# [TASK OBJECTIVE]
Word for word, set down the entries that follow.

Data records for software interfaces
-*-

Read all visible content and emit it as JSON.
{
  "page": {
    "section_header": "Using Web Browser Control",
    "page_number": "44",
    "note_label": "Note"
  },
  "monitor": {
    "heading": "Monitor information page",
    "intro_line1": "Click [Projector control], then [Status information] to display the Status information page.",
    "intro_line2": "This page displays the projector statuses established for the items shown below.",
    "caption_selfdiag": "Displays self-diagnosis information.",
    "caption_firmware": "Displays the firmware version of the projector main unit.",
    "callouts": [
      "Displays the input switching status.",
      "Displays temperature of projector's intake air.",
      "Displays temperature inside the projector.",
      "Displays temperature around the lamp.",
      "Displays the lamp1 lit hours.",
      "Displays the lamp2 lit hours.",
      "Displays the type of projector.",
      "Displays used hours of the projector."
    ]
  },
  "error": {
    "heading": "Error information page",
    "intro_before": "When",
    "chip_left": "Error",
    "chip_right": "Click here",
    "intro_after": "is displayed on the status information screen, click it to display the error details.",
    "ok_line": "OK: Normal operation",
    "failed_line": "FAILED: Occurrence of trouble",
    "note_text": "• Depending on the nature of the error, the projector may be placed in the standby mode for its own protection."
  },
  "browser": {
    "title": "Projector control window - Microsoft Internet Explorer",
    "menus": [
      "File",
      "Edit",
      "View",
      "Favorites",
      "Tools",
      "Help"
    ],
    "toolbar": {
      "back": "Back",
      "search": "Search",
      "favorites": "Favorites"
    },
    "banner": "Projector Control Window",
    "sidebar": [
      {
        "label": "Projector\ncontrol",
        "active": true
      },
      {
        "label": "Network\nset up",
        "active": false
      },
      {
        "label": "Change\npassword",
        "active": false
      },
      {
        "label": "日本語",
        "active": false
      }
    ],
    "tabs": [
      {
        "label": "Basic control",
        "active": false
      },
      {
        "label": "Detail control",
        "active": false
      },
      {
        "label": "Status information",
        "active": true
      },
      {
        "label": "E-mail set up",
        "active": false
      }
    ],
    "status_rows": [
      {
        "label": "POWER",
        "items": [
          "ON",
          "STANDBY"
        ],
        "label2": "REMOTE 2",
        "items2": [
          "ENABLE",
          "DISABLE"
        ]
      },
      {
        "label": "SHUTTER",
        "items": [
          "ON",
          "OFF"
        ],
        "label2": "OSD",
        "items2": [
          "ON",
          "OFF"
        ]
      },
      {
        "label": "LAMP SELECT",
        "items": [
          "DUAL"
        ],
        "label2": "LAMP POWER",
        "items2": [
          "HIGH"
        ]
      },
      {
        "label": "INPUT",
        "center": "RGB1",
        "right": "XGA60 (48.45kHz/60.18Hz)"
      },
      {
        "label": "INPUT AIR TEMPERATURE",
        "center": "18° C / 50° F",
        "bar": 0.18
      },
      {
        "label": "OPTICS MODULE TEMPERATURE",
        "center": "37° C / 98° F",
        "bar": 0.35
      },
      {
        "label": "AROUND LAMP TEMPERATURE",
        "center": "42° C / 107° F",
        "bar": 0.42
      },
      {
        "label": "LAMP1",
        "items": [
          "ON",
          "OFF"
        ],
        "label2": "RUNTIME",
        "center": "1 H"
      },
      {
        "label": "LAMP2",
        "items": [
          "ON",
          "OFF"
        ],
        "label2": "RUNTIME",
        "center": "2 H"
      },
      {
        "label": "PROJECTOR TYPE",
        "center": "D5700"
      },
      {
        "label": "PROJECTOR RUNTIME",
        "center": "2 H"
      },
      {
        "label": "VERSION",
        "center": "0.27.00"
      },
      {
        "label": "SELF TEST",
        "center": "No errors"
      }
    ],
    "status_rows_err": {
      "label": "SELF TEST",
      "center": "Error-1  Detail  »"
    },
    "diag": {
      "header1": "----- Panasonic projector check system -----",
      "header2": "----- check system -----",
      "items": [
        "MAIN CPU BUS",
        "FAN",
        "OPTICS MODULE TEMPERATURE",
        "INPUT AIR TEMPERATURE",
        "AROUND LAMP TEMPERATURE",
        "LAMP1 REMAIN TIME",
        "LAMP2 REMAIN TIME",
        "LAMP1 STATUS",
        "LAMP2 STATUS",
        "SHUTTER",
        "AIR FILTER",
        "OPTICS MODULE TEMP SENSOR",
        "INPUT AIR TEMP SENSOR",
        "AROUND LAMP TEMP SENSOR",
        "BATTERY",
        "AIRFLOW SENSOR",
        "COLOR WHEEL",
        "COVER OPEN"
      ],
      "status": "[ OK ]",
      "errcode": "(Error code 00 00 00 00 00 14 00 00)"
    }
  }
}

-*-

# [ANSWER TO THIS EXERCISE]
Read all visible content and emit it as JSON.
{
  "page": {
    "section_header": "Using Web Browser Control",
    "page_number": "44",
    "note_label": "Note"
  },
  "monitor": {
    "heading": "Monitor information page",
    "intro_line1": "Click [Projector control], then [Status information] to display the Status information page.",
    "intro_line2": "This page displays the projector statuses established for the items shown below.",
    "caption_selfdiag": "Displays self-diagnosis information.",
    "caption_firmware": "Displays the firmware version of the projector main unit.",
    "callouts": [
      "Displays the input switching status.",
      "Displays temperature of projector's intake air.",
      "Displays temperature inside the projector.",
      "Displays temperature around the lamp.",
      "Displays the lamp1 lit hours.",
      "Displays the lamp2 lit hours.",
      "Displays the type of projector.",
      "Displays used hours of the projector."
    ]
  },
  "error": {
    "heading": "Error information page",
    "intro_before": "When",
    "chip_left": "Error",
    "chip_right": "Click here",
    "intro_after": "is displayed on the status information screen, click it to display the error details.",
    "ok_line": "OK: Normal operation",
    "failed_line": "FAILED: Occurrence of trouble",
    "note_text": "• Depending on the nature of the error, the projector may be placed in the standby mode for its own protection."
  },
  "browser": {
    "title": "Projector control window - Microsoft Internet Explorer",
    "menus": [
      "File",
      "Edit",
      "View",
      "Favorites",
      "Tools",
      "Help"
    ],
    "toolbar": {
      "back": "Back",
      "search": "Search",
      "favorites": "Favorites"
    },
    "banner": "Projector Control Window",
    "sidebar": [
      {
        "label": "Projector\ncontrol",
        "active": true
      },
      {
        "label": "Network\nset up",
        "active": false
      },
      {
        "label": "Change\npassword",
        "active": false
      },
      {
        "label": "日本語",
        "active": false
      }
    ],
    "tabs": [
      {
        "label": "Basic control",
        "active": false
      },
      {
        "label": "Detail control",
        "active": false
      },
      {
        "label": "Status information",
        "active": true
      },
      {
        "label": "E-mail set up",
        "active": false
      }
    ],
    "status_rows": [
      {
        "label": "POWER",
        "items": [
          "ON",
          "STANDBY"
        ],
        "label2": "REMOTE 2",
        "items2": [
          "ENABLE",
          "DISABLE"
        ]
      },
      {
        "label": "SHUTTER",
        "items": [
          "ON",
          "OFF"
        ],
        "label2": "OSD",
        "items2": [
          "ON",
          "OFF"
        ]
      },
      {
        "label": "LAMP SELECT",
        "items": [
          "DUAL"
        ],
        "label2": "LAMP POWER",
        "items2": [
          "HIGH"
        ]
      },
      {
        "label": "INPUT",
        "center": "RGB1",
        "right": "XGA60 (48.45kHz/60.18Hz)"
      },
      {
        "label": "INPUT AIR TEMPERATURE",
        "center": "18° C / 50° F",
        "bar": 0.18
      },
      {
        "label": "OPTICS MODULE TEMPERATURE",
        "center": "37° C / 98° F",
        "bar": 0.35
      },
      {
        "label": "AROUND LAMP TEMPERATURE",
        "center": "42° C / 107° F",
        "bar": 0.42
      },
      {
        "label": "LAMP1",
        "items": [
          "ON",
          "OFF"
        ],
        "label2": "RUNTIME",
        "center": "1 H"
      },
      {
        "label": "LAMP2",
        "items": [
          "ON",
          "OFF"
        ],
        "label2": "RUNTIME",
        "center": "2 H"
      },
      {
        "label": "PROJECTOR TYPE",
        "center": "D5700"
      },
      {
        "label": "PROJECTOR RUNTIME",
        "center": "2 H"
      },
      {
        "label": "VERSION",
        "center": "0.27.00"
      },
      {
        "label": "SELF TEST",
        "center": "No errors"
      }
    ],
    "status_rows_err": {
      "label": "SELF TEST",
      "center": "Error-1  Detail  »"
    },
    "diag": {
      "header1": "----- Panasonic projector check system -----",
      "header2": "----- check system -----",
      "items": [
        "MAIN CPU BUS",
        "FAN",
        "OPTICS MODULE TEMPERATURE",
        "INPUT AIR TEMPERATURE",
        "AROUND LAMP TEMPERATURE",
        "LAMP1 REMAIN TIME",
        "LAMP2 REMAIN TIME",
        "LAMP1 STATUS",
        "LAMP2 STATUS",
        "SHUTTER",
        "AIR FILTER",
        "OPTICS MODULE TEMP SENSOR",
        "INPUT AIR TEMP SENSOR",
        "AROUND LAMP TEMP SENSOR",
        "BATTERY",
        "AIRFLOW SENSOR",
        "COLOR WHEEL",
        "COVER OPEN"
      ],
      "status": "[ OK ]",
      "errcode": "(Error code 00 00 00 00 00 14 00 00)"
    }
  }
}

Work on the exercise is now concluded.